The result should be an exact copy of the data, free of pictures.

___ Data listing ___

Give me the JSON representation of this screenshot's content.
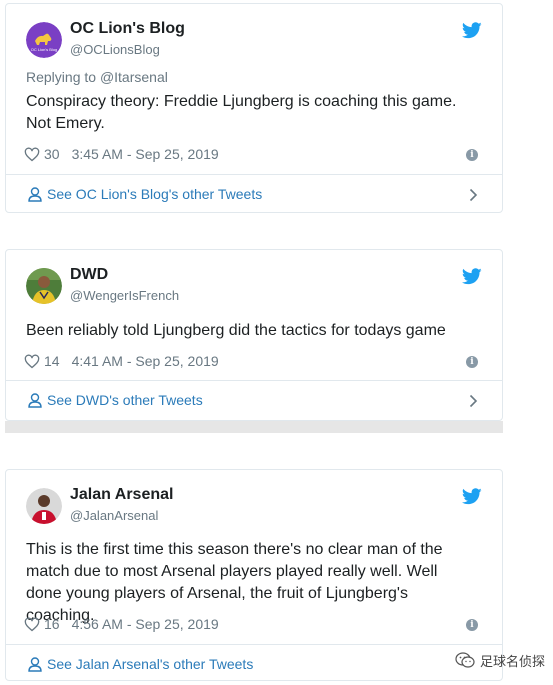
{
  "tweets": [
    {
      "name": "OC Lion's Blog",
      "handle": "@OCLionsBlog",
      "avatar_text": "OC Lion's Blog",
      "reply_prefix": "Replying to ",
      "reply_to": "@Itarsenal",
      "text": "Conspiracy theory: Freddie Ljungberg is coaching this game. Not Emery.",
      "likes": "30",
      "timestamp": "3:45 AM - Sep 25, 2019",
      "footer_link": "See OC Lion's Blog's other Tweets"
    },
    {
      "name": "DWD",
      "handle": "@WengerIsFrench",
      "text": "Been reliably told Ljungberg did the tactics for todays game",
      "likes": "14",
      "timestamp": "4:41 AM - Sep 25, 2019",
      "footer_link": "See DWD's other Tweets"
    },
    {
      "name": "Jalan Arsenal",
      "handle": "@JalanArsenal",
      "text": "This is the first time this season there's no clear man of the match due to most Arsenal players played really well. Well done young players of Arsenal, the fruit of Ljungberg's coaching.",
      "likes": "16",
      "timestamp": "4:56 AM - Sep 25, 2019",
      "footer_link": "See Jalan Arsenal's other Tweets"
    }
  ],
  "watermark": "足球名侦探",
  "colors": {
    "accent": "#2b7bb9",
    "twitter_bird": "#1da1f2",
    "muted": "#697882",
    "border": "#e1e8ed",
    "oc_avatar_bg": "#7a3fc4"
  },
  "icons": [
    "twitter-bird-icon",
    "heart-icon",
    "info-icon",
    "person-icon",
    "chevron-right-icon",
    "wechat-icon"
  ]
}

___

### Written solution
Give me the JSON representation of this screenshot's content.
{
  "tweets": [
    {
      "name": "OC Lion's Blog",
      "handle": "@OCLionsBlog",
      "avatar_text": "OC Lion's Blog",
      "reply_prefix": "Replying to ",
      "reply_to": "@Itarsenal",
      "text": "Conspiracy theory: Freddie Ljungberg is coaching this game. Not Emery.",
      "likes": "30",
      "timestamp": "3:45 AM - Sep 25, 2019",
      "footer_link": "See OC Lion's Blog's other Tweets"
    },
    {
      "name": "DWD",
      "handle": "@WengerIsFrench",
      "text": "Been reliably told Ljungberg did the tactics for todays game",
      "likes": "14",
      "timestamp": "4:41 AM - Sep 25, 2019",
      "footer_link": "See DWD's other Tweets"
    },
    {
      "name": "Jalan Arsenal",
      "handle": "@JalanArsenal",
      "text": "This is the first time this season there's no clear man of the match due to most Arsenal players played really well. Well done young players of Arsenal, the fruit of Ljungberg's coaching.",
      "likes": "16",
      "timestamp": "4:56 AM - Sep 25, 2019",
      "footer_link": "See Jalan Arsenal's other Tweets"
    }
  ],
  "watermark": "足球名侦探",
  "colors": {
    "accent": "#2b7bb9",
    "twitter_bird": "#1da1f2",
    "muted": "#697882",
    "border": "#e1e8ed",
    "oc_avatar_bg": "#7a3fc4"
  },
  "icons": [
    "twitter-bird-icon",
    "heart-icon",
    "info-icon",
    "person-icon",
    "chevron-right-icon",
    "wechat-icon"
  ]
}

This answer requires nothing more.